Christopher A. Sarlo is a professor of economics at Nipissing University and senior fellow with the Fraser Institute.
Much has been written about income inequality. You can hardly find a media outlet that has not dealt with the subject recently. In December, 2013, U.S. President Barack Obama called his country's growing income gap "the defining challenge of our time."
Whether the income gap is a problem or a challenge is something for another time. However, the question of whether the income gap is growing, at least in Canada, is something I wish to address here.
In a new study for the Fraser Institute, my colleagues and I examine the measurement of income inequality and how changes in the definition of income or the definition of the income recipient can have a major impact on the results. Indeed – and this is a principal finding of the study – we find that after-tax income inequality for individuals has actually declined over the past three decades for which we have publicly available data.
It is important to explain why differences in income definition and in income recipient matters. A great many studies of income inequality focus on "earnings" – the wages and salaries that employed people receive and any net income from small business (non-corporate) enterprises. The problem with earnings is that today we have proportionately more people with zero earnings than was the case three decades ago.
Despite the fact there are more two-earner families, we also have more seniors with no earnings, more students living on their own (with no earnings) and more government transfer (i.e. welfare) recipients with little or no earnings. The more people with zero earnings, the greater the measured level of inequality. As well, the more million-dollar earners (business, sports and entertainment superstars), the greater the measured inequality.

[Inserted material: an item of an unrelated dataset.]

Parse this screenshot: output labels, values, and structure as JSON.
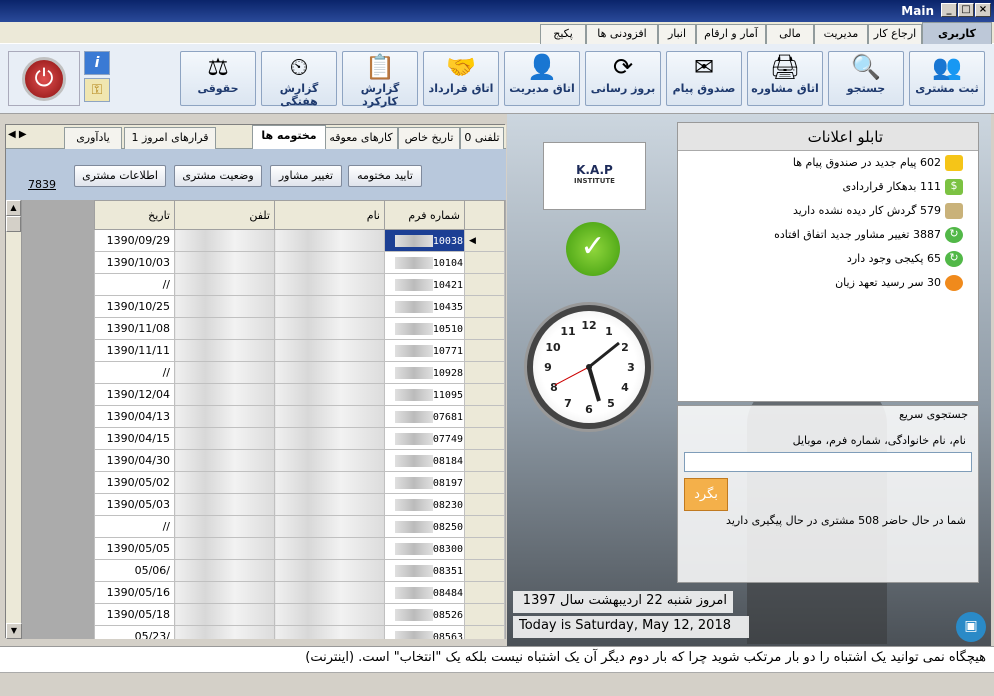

All of this has happened, so we are not surprised to see greater earnings inequality. From 1982 to 2010, earnings inequality rose by 24 per cent using the widely known Gini coefficient as our indicator of inequality.
Further, families are smaller than they were three decades ago and this means, on average, there are fewer people with which to share family income. So, if we define income as after-tax income and then adjust for family size, we get a different picture. The income inequality of economic families has increased by just 10 per cent over the past three decades. And, if we look at individuals (any adult with any income at all) and their after-tax (or disposable) income, we show that inequality has actually declined by 4 per cent over the past three decades, again, using the Gini indicator.
These findings have several implications: First, they show that inequality measurements are quite sensitive to the choice of income recipient and the choice of income definition. Second, they show that looking at individuals rather than families, we find that income inequality has, in fact, declined a bit since the early 1980s – a result confirmed using U.S. data.
Finally, these results suggest that caution is advisable when we look at studies of income inequality. Dramatic differences can be obtained if we change our initial definitions and indicators.
Income inequality is a very complex matter. Substantial social and economic changes have happened over the past few decades and it would be surprising if measured inequality was not impacted as well. The fact, however, is that it has not increased very much – if we look at economic families – or at all, if we look at individual incomes.
Of course, income inequality is not the best measure of how the living standards of Canadians changes. For that, we use the goods and services that people actually consume, which will be the subject of a future Fraser Institute inequality study.